Second, once installed, Acting General Counsel Ohr quickly set to work reversing the policies of his predecessor. Only days after being appointed he issued Memo 21-02, rescinding ten of General Counsel Robb’s guidance memoranda. Such a mass rescission of guidance memos is both astonishing and unprecedented. Moreover, General Counsel Robb had issued those memos precisely to protect individual employees from labor union abuses. For example, Acting General Counsel Ohr rescinded these memos:
- Memo 19-06 protected employees’ right to not fund union political and lobbying activities, in accordance with CWA v. Beck, 487 U.S. 735 (1988) and United Nurses & Allied Professionals (Kent Hospital), 367 NLRB No. 94 (Mar. 1, 2019), enforced, 975 F.3d 34 (1st Cir. 2020).
- Memo 18-06 allowed individual employees who wanted to decertify their unions to intervene in cases unions brought against employers to challenge the validity the employees’ decertification petitions.
- Memo 19-01 sought to strengthen the duty of fair representation and make it harder for union officials to claim “mere negligence” as a defense to an injured worker’s claim of union malfeasance.
- Memo 20-13 sought to challenge “neutrality agreements,” contractual arrangements in which employers agree to either assist, or remain neutral, in union organizing efforts.
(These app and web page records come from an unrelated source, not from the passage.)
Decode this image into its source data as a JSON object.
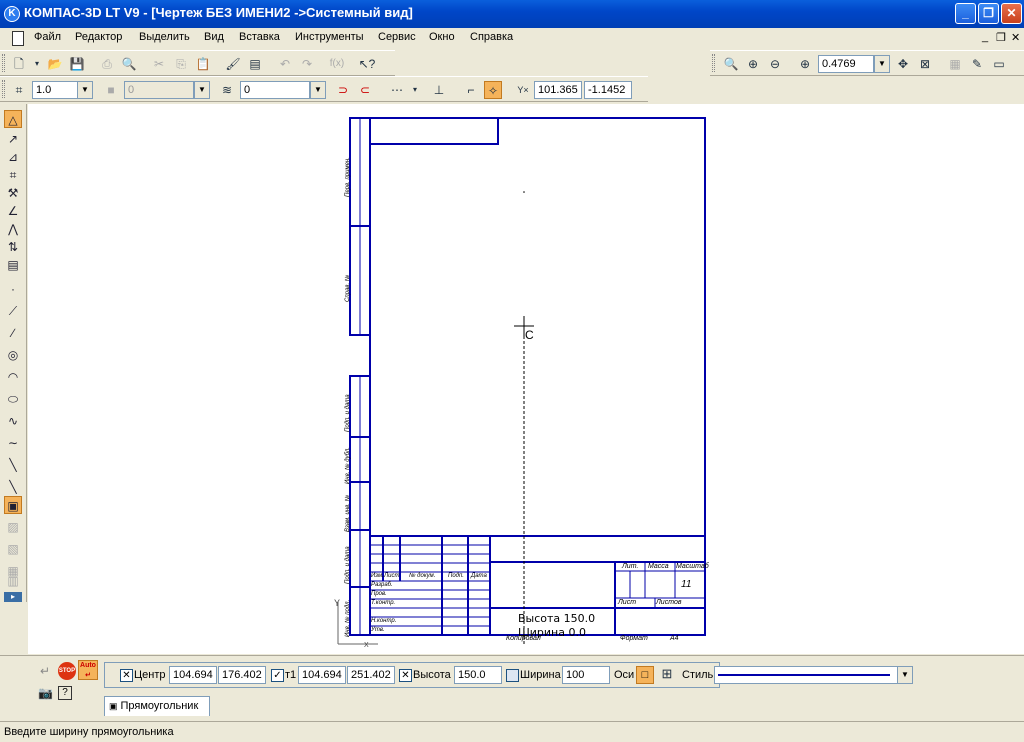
{
  "window": {
    "title": "КОМПАС-3D LT V9 - [Чертеж БЕЗ ИМЕНИ2 ->Системный вид]",
    "minimize": "_",
    "restore": "❐",
    "close": "✕"
  },
  "menu": {
    "items": [
      "Файл",
      "Редактор",
      "Выделить",
      "Вид",
      "Вставка",
      "Инструменты",
      "Сервис",
      "Окно",
      "Справка"
    ],
    "mdi_minimize": "_",
    "mdi_restore": "❐",
    "mdi_close": "✕"
  },
  "view_toolbar": {
    "zoom_value": "0.4769"
  },
  "current_state": {
    "scale_value": "1.0",
    "layer_value": "0",
    "style_value": "0",
    "x_coord": "101.365",
    "y_coord": "-1.1452"
  },
  "drawing": {
    "text_height": "Высота 150.0",
    "text_width": "Ширина 0.0",
    "cursor_marker": "C",
    "sheet_number": "11",
    "stamp_lit": "Лит.",
    "stamp_mass": "Масса",
    "stamp_scale": "Масштаб",
    "stamp_sheet": "Лист",
    "stamp_sheets": "Листов",
    "stamp_copied": "Копировал",
    "stamp_format": "Формат",
    "stamp_format_value": "А4",
    "row_izm": "Изм.",
    "row_list": "Лист",
    "row_doc": "№ докум.",
    "row_podp": "Подп.",
    "row_data": "Дата",
    "row_razrab": "Разраб.",
    "row_prov": "Пров.",
    "row_tkontr": "Т.контр.",
    "row_nkontr": "Н.контр.",
    "row_utv": "Утв.",
    "side_perv": "Перв. примен.",
    "side_sprav": "Справ. №",
    "side_podp_data1": "Подп. и дата",
    "side_inv_dubl": "Инв. № дубл.",
    "side_vzam": "Взам. инв. №",
    "side_podp_data2": "Подп. и дата",
    "side_inv_podl": "Инв. № подл.",
    "axis_y": "Y",
    "axis_x": "X"
  },
  "properties": {
    "center_label": "Центр",
    "center_x": "104.694",
    "center_y": "176.402",
    "t1_label": "т1",
    "t1_x": "104.694",
    "t1_y": "251.402",
    "height_label": "Высота",
    "height_value": "150.0",
    "width_label": "Ширина",
    "width_value": "100",
    "axes_label": "Оси",
    "style_label": "Стиль",
    "auto_label": "Auto",
    "stop_label": "STOP",
    "tab_label": "Прямоугольник"
  },
  "status": {
    "message": "Введите ширину прямоугольника"
  }
}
General Counsel Robb argued that neutrality agreements often give improper employer support to unions and that such agreements should be reviewed using the same “ministerial aid” standard that applies to employers’ assistance with decertification efforts.
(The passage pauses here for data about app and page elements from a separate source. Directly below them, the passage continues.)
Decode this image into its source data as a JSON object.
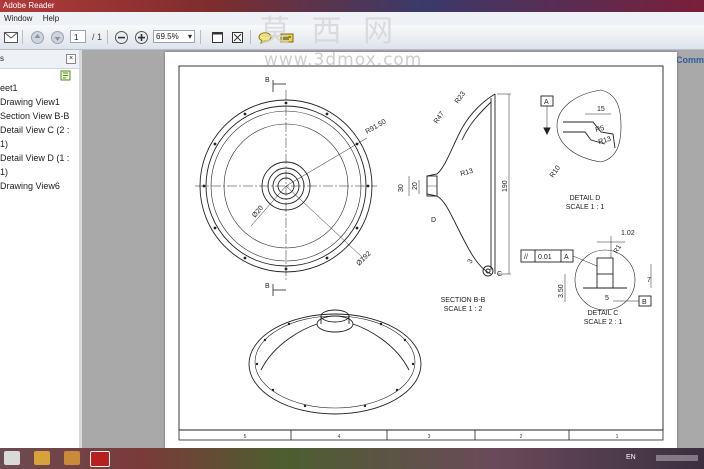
{
  "app": {
    "title": "Adobe Reader"
  },
  "menu": {
    "items": [
      "Window",
      "Help"
    ]
  },
  "toolbar": {
    "page_current": "1",
    "page_total": "/ 1",
    "zoom": "69.5%",
    "comment_label": "Comm"
  },
  "sidebar": {
    "title_fragment": "s",
    "items": [
      "eet1",
      "Drawing View1",
      "Section View B-B",
      "Detail View C (2 :",
      "1)",
      "Detail View D (1 :",
      "1)",
      "Drawing View6"
    ]
  },
  "watermark": {
    "chinese": "莫 西 网",
    "url": "www.3dmox.com"
  },
  "drawing": {
    "section_label_b": "B",
    "dim_r91": "R91.50",
    "dim_d20": "Ø20",
    "dim_d192": "Ø192",
    "dim_r23": "R23",
    "dim_r47": "R47",
    "dim_30": "30",
    "dim_20": "20",
    "dim_r13": "R13",
    "dim_190": "190",
    "dim_3": "3",
    "label_d": "D",
    "label_c": "C",
    "section_title": "SECTION B-B",
    "section_scale": "SCALE 1 : 2",
    "detail_d_a": "A",
    "detail_d_15": "15",
    "detail_d_r5": "R5",
    "detail_d_r13": "R13",
    "detail_d_r10": "R10",
    "detail_d_title": "DETAIL D",
    "detail_d_scale": "SCALE 1 : 1",
    "detail_c_102": "1.02",
    "detail_c_r1": "R1",
    "detail_c_tol_sym": "//",
    "detail_c_tol": "0.01",
    "detail_c_tol_ref": "A",
    "detail_c_350": "3.50",
    "detail_c_7": "7",
    "detail_c_5": "5",
    "detail_c_b": "B",
    "detail_c_title": "DETAIL C",
    "detail_c_scale": "SCALE 2 : 1",
    "zones": [
      "5",
      "4",
      "3",
      "2",
      "1"
    ]
  },
  "taskbar": {
    "lang": "EN"
  }
}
Finally, Acting General Counsel Ohr has moved to withdraw cases and briefs filed by his predecessor, all to prevent those issues from being decided by the current NLRB, which still maintains a majority of President Trump’s appointees. For example, Ohr ordered two cases challenging neutrality agreements withdrawn, just weeks before they were set for trial. He asked the Board to remand for dismissal a fully briefed case challenging a union’s refusal to give a copy of its neutrality agreement to an adversely affected employee, stating that he would have never issued that complaint. He successfully withdrew an amicus brief General Counsel Robb had filed in a case of nationwide importance concerning modifications to the “contract bar.” Most recently, Ohr has sought to enforce a last-minute unilateral settlement to moot a fully briefed case challenging the legality of a dues checkoff authorization that contained threatening “MUST BE SIGNED” language.
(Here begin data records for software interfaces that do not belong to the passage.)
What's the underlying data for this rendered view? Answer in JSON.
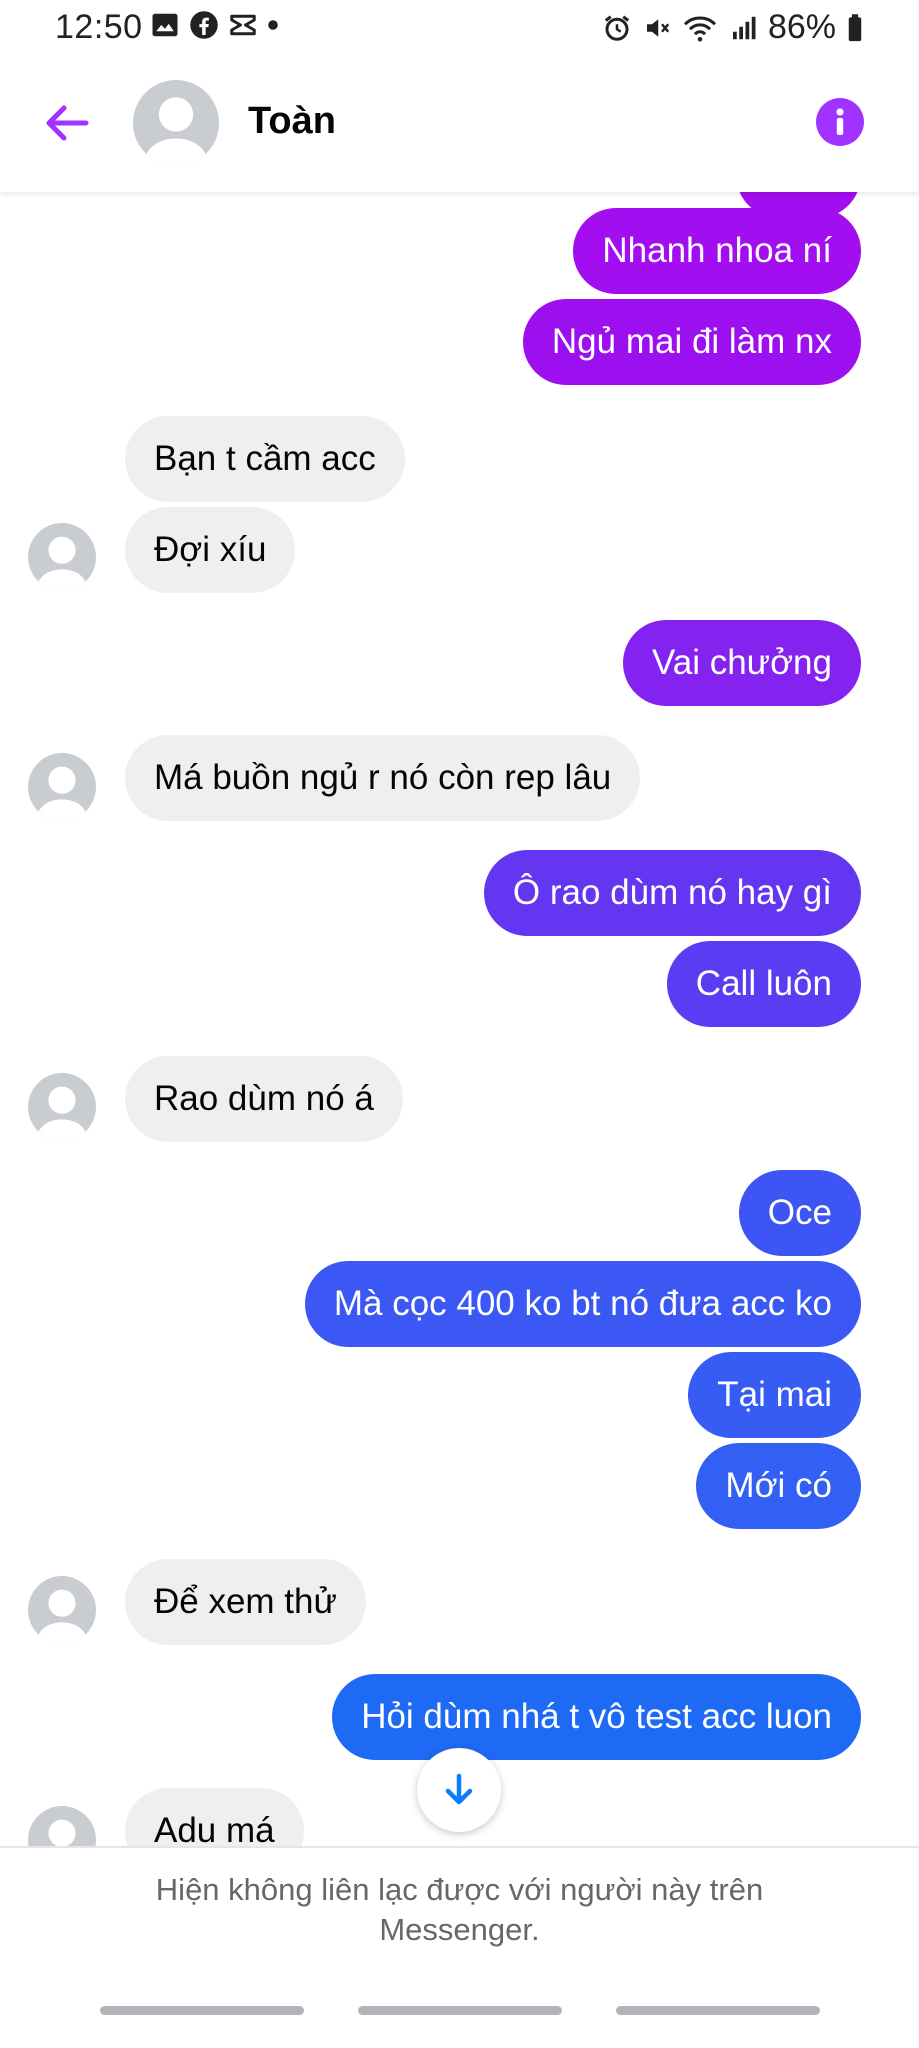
{
  "status_bar": {
    "time": "12:50",
    "battery": "86%",
    "icons_left": [
      "gallery-icon",
      "facebook-icon",
      "capcut-icon",
      "dot-icon"
    ],
    "icons_right": [
      "alarm-icon",
      "mute-icon",
      "wifi-icon",
      "signal-icon",
      "battery-icon"
    ]
  },
  "header": {
    "contact_name": "Toàn",
    "accent_color": "#a033ff"
  },
  "messages": {
    "outgoing": [
      "Nhanh nhoa ní",
      "Ngủ mai đi làm nx",
      "Vai chưởng",
      "Ô rao dùm nó hay gì",
      "Call luôn",
      "Oce",
      "Mà cọc 400 ko bt nó đưa acc ko",
      "Tại mai",
      "Mới có",
      "Hỏi dùm nhá t vô test acc luon"
    ],
    "incoming": [
      "Bạn t cầm acc",
      "Đợi xíu",
      "Má buồn ngủ r nó còn rep lâu",
      "Rao dùm nó á",
      "Để xem thử",
      "Adu má"
    ]
  },
  "gradient_colors": [
    "#a20ef0",
    "#1e6af5"
  ],
  "footer": {
    "notice_line1": "Hiện không liên lạc được với người này trên",
    "notice_line2": "Messenger."
  }
}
In sum, President Biden and his Acting General Counsel are working to benefit union officials, to the detriment of individual employee rights in the workplace. The speed of their policy shifts has been staggering to behold, and worker advocates are preparing for even more pro-union decisions from Biden’s upcoming appointees. On top of these shifts at the NLRB, Biden and his allies are pushing for passage of the so-called Protecting the Right to Organize (“PRO”) Act, which would repeal all Right to Work laws, virtually end secret-ballot union elections, and entrench incumbent unions in workplaces for many years despite worker sentiment against them. It is no exaggeration to say that workers’ rights of free choice about unionization are under sustained assault by the Biden administration.